    Thanks for the review BTW :)

  4. Curious? Would be interested in the details.

    To start with USE ME only uses 1d6 rolled by each player. It's an I hit, you hit system meaning we roll once to see if I damage you, and if you survive we roll again to see if you damage me.

    There is no account taken of the fighters' skill unless one of them is a personality.

    All armour is equal in that you have it or you do not and it has the same effectiveness against every form of attack.

    Shields can only be used once per game to force a re-roll.

    In WHAA there is one set of opposed dice rolls that determines who wins the combat. Combat can end with one set of rolls or continue for a few sets of rolls until one fighter is out of the game or both fight to a draw. Results can also cause figures to be pushed back or allow a winner to start another round of combat with a new enemy.

    Multiple d6 are used with a more skilled fighter using more dice. Rather than modifiers affecting the score of a dice, modifiers add or subtract dice from your total.

    Armour is compared to weapons to see if that armour scheme offers protection against that attack.

    Shields are taken into account in the opposed roll and may negate enemy successes. There is no re-rolling involved.

    Not surprisingly I prefer the method in WHAA, but "better" is always a matter of opinion and there is no objective answer to that question.

  5. Details? He just told me he didn't like WHAA combat system nor CR 3.0 and that he prefered USEME, but he do liked encounter system from THW. That's why I was curious about USEME melee compared to WHAA.
    Here's an example:

    I think USEME is too simple for my taste and I'll stick to WHAA :)
    Thanks Bob!

  6. Javier,

    Thank you for the link. The blog should be of interest to USE ME fans as well as a wider audience. Many good ideas there.


  7. Thanks BlackSmith!, and thanks M.C. Monkey Dew for your comments.

    I have to add my two cents to your comments, I think that USEME is great for battles with a lot of miniatures, if you use it with very small encounters, no more than 5 miniatures in the table, the encounter can be very dull.
    You can see an example here:
    There I needed to play it with DOW, because USEME was very simple.

    I think that USEME is a much mature game system, than SBH, my exloved skirmish game ;)

    Happy gaming!

  8. 'I love this aspect of the rules but then I would. I wish every set of rules would provide for both skirmish and formation combat and allow for seamless switching between the two'.

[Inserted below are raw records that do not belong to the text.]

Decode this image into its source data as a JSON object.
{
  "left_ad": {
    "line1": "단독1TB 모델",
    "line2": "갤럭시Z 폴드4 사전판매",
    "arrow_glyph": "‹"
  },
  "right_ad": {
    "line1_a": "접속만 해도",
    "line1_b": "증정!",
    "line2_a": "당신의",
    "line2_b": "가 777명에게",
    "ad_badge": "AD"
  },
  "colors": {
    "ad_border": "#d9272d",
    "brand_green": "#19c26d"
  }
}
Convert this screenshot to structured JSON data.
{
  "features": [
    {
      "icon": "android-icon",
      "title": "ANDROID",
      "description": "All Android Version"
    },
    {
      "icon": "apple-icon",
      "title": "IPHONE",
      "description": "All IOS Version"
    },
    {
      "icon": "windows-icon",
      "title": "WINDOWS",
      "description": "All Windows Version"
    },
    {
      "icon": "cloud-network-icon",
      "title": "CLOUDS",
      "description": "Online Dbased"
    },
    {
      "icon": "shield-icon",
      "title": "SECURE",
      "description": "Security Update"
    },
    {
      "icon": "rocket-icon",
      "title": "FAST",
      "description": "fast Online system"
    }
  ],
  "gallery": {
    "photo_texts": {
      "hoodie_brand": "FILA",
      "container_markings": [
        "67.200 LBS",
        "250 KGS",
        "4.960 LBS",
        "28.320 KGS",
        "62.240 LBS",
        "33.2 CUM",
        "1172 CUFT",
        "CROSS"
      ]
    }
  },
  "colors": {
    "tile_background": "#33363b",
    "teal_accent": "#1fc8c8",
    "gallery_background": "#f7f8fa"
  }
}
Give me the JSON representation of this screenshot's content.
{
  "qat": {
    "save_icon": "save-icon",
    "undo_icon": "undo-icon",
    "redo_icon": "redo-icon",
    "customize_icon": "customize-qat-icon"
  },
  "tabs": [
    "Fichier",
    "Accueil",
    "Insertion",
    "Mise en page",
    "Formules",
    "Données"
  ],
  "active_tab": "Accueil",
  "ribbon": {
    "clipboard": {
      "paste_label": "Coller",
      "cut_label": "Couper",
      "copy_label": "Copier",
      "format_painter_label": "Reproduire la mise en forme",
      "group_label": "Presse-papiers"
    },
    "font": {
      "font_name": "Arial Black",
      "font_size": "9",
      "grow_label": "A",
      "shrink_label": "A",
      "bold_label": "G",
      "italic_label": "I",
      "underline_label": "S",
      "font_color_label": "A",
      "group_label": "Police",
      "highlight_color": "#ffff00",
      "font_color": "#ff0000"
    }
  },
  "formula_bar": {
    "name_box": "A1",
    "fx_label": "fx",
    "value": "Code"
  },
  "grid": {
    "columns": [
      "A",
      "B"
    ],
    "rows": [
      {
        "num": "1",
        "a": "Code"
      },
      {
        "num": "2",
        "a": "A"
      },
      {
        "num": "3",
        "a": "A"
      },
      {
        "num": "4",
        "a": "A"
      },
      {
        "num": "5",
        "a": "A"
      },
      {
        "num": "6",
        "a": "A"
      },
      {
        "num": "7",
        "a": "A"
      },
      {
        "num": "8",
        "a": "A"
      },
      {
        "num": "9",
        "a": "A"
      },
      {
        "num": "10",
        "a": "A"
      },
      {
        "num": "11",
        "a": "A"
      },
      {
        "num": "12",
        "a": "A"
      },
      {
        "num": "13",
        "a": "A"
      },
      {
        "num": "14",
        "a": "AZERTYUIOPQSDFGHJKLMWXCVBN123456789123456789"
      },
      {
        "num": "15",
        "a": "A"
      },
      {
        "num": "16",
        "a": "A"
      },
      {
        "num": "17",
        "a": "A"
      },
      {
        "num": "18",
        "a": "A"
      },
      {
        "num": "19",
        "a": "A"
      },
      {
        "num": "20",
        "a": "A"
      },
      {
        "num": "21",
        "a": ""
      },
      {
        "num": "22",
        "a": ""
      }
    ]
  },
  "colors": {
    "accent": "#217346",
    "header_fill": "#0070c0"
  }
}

    I am currently working on a rules system that does exactly that!. I am using 20mm for a test scale but it would work in 15mm too.

    Great review, I have recently got this rule set but have yet to try it out.

  9. I love this aspect of the rules but then I would. I wish every set of rules would provide for both skirmish and formation combat and allow for seamless switching between the two.

    I am currently working on a rule set that does exactly that!. Great review, I have just got a copy of these rules and am looking forward to trying them out.